Blu-ray Disc Features:
- Number of Discs: 2
- Rated: Unrated
- Run Time: 1 hours, 55 minutes
- Video: Color
- Released: October 6, 2009
- Originally Released: 2001
- Label: Shout Factory
- Encoding: Region 1 (USA & Canada)
- Note: Disc One: Audio commentary with director Takashi Miike and screenwriter Daisuke Tengan
- Disc Two: New interviews with cast members Ryo Ishibashi, Eihi Shiina, Renji Ishibashi and Ren Osugi
- International trailers
- Collectors Edition
- Aspect Ratio: Widescreen
- Dolby True HD 5.1 - Japanese
- DTS HD Master Audio - Japanese
- Subtitles - English
Performers, Cast and Crew:
New York Times - 08/08/2001
"...With a quiet that's meticulously transformed into moodiness and then fear-filled tension, the director Takashi Miike eases us in slowly....AUDITION doesn't let you down..."
Box Office - 12/01/2001
"...Miike has a Bunuelian talent for turning our preconceptions on their heads as a scare tactic..."

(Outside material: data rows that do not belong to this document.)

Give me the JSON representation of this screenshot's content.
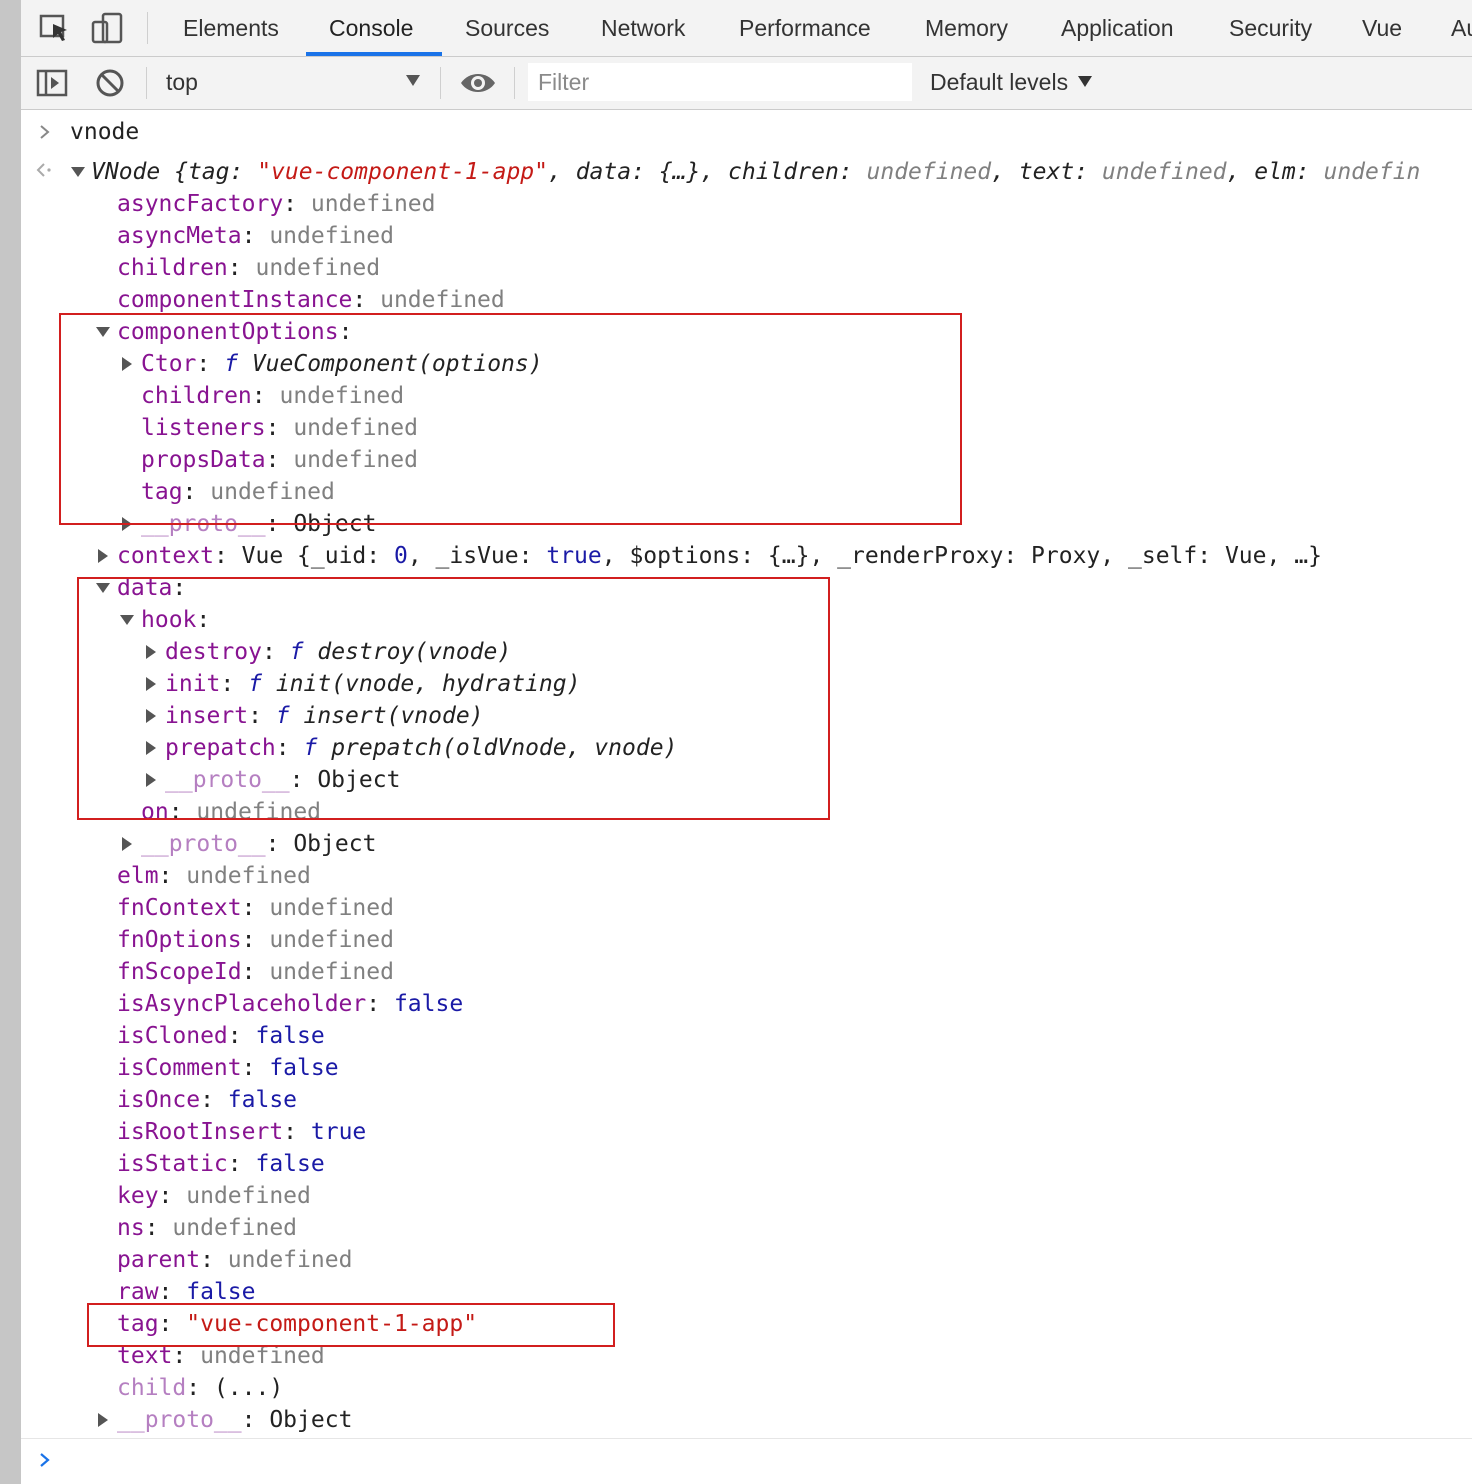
{
  "tabs": [
    {
      "label": "Elements",
      "active": false
    },
    {
      "label": "Console",
      "active": true
    },
    {
      "label": "Sources",
      "active": false
    },
    {
      "label": "Network",
      "active": false
    },
    {
      "label": "Performance",
      "active": false
    },
    {
      "label": "Memory",
      "active": false
    },
    {
      "label": "Application",
      "active": false
    },
    {
      "label": "Security",
      "active": false
    },
    {
      "label": "Vue",
      "active": false
    },
    {
      "label": "Au",
      "active": false
    }
  ],
  "toolbar": {
    "context": "top",
    "filter_placeholder": "Filter",
    "levels": "Default levels"
  },
  "console": {
    "input_command": "vnode",
    "result_head": {
      "type": "VNode",
      "tag_key": "tag",
      "tag_val": "\"vue-component-1-app\"",
      "rest1": ", data: {…}, children: ",
      "undef": "undefined",
      "rest2": ", text: ",
      "rest3": ", elm: ",
      "tail": "undefin"
    },
    "properties": {
      "asyncFactory": "undefined",
      "asyncMeta": "undefined",
      "children": "undefined",
      "componentInstance": "undefined",
      "componentOptions": {
        "Ctor": "VueComponent(options)",
        "children": "undefined",
        "listeners": "undefined",
        "propsData": "undefined",
        "tag": "undefined",
        "proto": "Object"
      },
      "context_summary": {
        "type": "Vue",
        "uid_key": "_uid",
        "uid": "0",
        "isVue_key": "_isVue",
        "isVue": "true",
        "options_key": "$options",
        "options": "{…}",
        "renderProxy_key": "_renderProxy",
        "renderProxy": "Proxy",
        "self_key": "_self",
        "self": "Vue",
        "more": "…"
      },
      "data": {
        "hook": {
          "destroy": "destroy(vnode)",
          "init": "init(vnode, hydrating)",
          "insert": "insert(vnode)",
          "prepatch": "prepatch(oldVnode, vnode)",
          "proto": "Object"
        },
        "on": "undefined",
        "proto": "Object"
      },
      "elm": "undefined",
      "fnContext": "undefined",
      "fnOptions": "undefined",
      "fnScopeId": "undefined",
      "isAsyncPlaceholder": "false",
      "isCloned": "false",
      "isComment": "false",
      "isOnce": "false",
      "isRootInsert": "true",
      "isStatic": "false",
      "key": "undefined",
      "ns": "undefined",
      "parent": "undefined",
      "raw": "false",
      "tag": "\"vue-component-1-app\"",
      "text": "undefined",
      "child": "(...)",
      "proto": "Object"
    },
    "labels": {
      "proto_key": "__proto__",
      "fn_glyph": "f"
    }
  },
  "colors": {
    "accent": "#1a73e8",
    "highlight_box": "#d21f1f",
    "key": "#881391",
    "string": "#c41a16",
    "keyword": "#1a1aa6",
    "undefined": "#808080"
  },
  "icons": [
    "inspect-element-icon",
    "device-toggle-icon",
    "sidebar-toggle-icon",
    "clear-console-icon",
    "eye-icon",
    "prompt-chevron-icon",
    "result-arrow-icon"
  ]
}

Entertainment Weekly - 08/02/2002
"...Awful good....This tough, witty grotesquerie aims to shock with a torture sequence so intense it'll make your curls curl..."
AUDITION is an art-house cult horror film that will be talked about for a long time to come. Ryo Ishibashi stars as Aoyama, a single father who has not dated since his wife died seven years earlier. To help find another woman to bring joy into Aoyama's charmless life, his best friend, television producer Yoshikawa, convinces Aoyama that they should add a fake part to a show they are auditioning actresses for--a role that will become Aoyama's real-life companion. After a series of comical auditions, in walks a woman whom Aoyama thinks is perfect--Asami, played by former model Eihi Shiina. But when Aoyama proves too tentative in his courting--and starts learning odd things about Asami's past--she decides to exact a revenge that filmgoers will never forget.
Director Takashi Miike's film, based on the novel by Ryu Murakami, begins like a slow-moving romance, carefully developing the characters and their maturing relationships. But suddenly, seemingly out of nowhere, the mood and pace change, smashing viewers over the head with fast cuts between the past and the present, with dreamlike images that turn into torrid nightmares, with screams and shouts where there had been soft-spoken whispers, with blood and violence that replaces love and longing. The last section of the film is one of the most brutal torture scenes ever put on celluloid, and it is definitely not for the faint of heart. But even in its gore-filled shockingness, the film is beautiful to look at, a monumental achievement by a director willing to take chances and challenge his audience.
Essential Cinema |
Theatrical Release |
- Theatrical Release: AUGUST 8, 2001 (NY)